▶ _YOUR INSTRUCTIONS_
Each record has to be repeated exactly as given.

[LISTED ENTRIES — start]

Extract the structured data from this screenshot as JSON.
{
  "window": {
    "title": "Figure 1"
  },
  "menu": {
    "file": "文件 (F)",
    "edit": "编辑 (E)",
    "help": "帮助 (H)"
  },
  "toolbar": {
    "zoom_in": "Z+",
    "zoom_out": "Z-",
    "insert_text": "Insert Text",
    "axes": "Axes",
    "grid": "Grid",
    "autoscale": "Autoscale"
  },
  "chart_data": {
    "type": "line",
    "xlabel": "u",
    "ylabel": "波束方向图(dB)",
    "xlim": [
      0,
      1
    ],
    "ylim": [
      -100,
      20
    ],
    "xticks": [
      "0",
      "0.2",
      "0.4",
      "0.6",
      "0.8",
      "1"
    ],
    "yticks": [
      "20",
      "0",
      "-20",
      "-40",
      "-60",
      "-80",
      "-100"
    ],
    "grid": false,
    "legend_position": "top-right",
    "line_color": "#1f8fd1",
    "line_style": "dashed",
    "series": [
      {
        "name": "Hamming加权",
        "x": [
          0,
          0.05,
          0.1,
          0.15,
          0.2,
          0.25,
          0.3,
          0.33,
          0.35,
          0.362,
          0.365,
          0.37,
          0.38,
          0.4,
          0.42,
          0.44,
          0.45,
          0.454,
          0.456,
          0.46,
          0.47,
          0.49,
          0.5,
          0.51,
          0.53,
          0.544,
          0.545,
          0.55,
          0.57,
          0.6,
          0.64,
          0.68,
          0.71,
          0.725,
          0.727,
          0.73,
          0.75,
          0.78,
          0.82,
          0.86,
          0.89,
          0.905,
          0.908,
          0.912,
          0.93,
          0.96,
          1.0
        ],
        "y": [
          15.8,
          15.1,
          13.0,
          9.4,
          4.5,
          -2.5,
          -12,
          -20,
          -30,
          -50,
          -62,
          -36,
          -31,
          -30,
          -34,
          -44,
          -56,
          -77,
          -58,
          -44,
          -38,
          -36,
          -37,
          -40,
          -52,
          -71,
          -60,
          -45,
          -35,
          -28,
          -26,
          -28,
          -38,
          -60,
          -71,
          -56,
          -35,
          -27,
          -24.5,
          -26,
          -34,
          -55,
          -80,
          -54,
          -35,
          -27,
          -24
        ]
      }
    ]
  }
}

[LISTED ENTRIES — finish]

▶ _EXERCISE RESPONSE_
Extract the structured data from this screenshot as JSON.
{
  "window": {
    "title": "Figure 1"
  },
  "menu": {
    "file": "文件 (F)",
    "edit": "编辑 (E)",
    "help": "帮助 (H)"
  },
  "toolbar": {
    "zoom_in": "Z+",
    "zoom_out": "Z-",
    "insert_text": "Insert Text",
    "axes": "Axes",
    "grid": "Grid",
    "autoscale": "Autoscale"
  },
  "chart_data": {
    "type": "line",
    "xlabel": "u",
    "ylabel": "波束方向图(dB)",
    "xlim": [
      0,
      1
    ],
    "ylim": [
      -100,
      20
    ],
    "xticks": [
      "0",
      "0.2",
      "0.4",
      "0.6",
      "0.8",
      "1"
    ],
    "yticks": [
      "20",
      "0",
      "-20",
      "-40",
      "-60",
      "-80",
      "-100"
    ],
    "grid": false,
    "legend_position": "top-right",
    "line_color": "#1f8fd1",
    "line_style": "dashed",
    "series": [
      {
        "name": "Hamming加权",
        "x": [
          0,
          0.05,
          0.1,
          0.15,
          0.2,
          0.25,
          0.3,
          0.33,
          0.35,
          0.362,
          0.365,
          0.37,
          0.38,
          0.4,
          0.42,
          0.44,
          0.45,
          0.454,
          0.456,
          0.46,
          0.47,
          0.49,
          0.5,
          0.51,
          0.53,
          0.544,
          0.545,
          0.55,
          0.57,
          0.6,
          0.64,
          0.68,
          0.71,
          0.725,
          0.727,
          0.73,
          0.75,
          0.78,
          0.82,
          0.86,
          0.89,
          0.905,
          0.908,
          0.912,
          0.93,
          0.96,
          1.0
        ],
        "y": [
          15.8,
          15.1,
          13.0,
          9.4,
          4.5,
          -2.5,
          -12,
          -20,
          -30,
          -50,
          -62,
          -36,
          -31,
          -30,
          -34,
          -44,
          -56,
          -77,
          -58,
          -44,
          -38,
          -36,
          -37,
          -40,
          -52,
          -71,
          -60,
          -45,
          -35,
          -28,
          -26,
          -28,
          -38,
          -60,
          -71,
          -56,
          -35,
          -27,
          -24.5,
          -26,
          -34,
          -55,
          -80,
          -54,
          -35,
          -27,
          -24
        ]
      }
    ]
  }
}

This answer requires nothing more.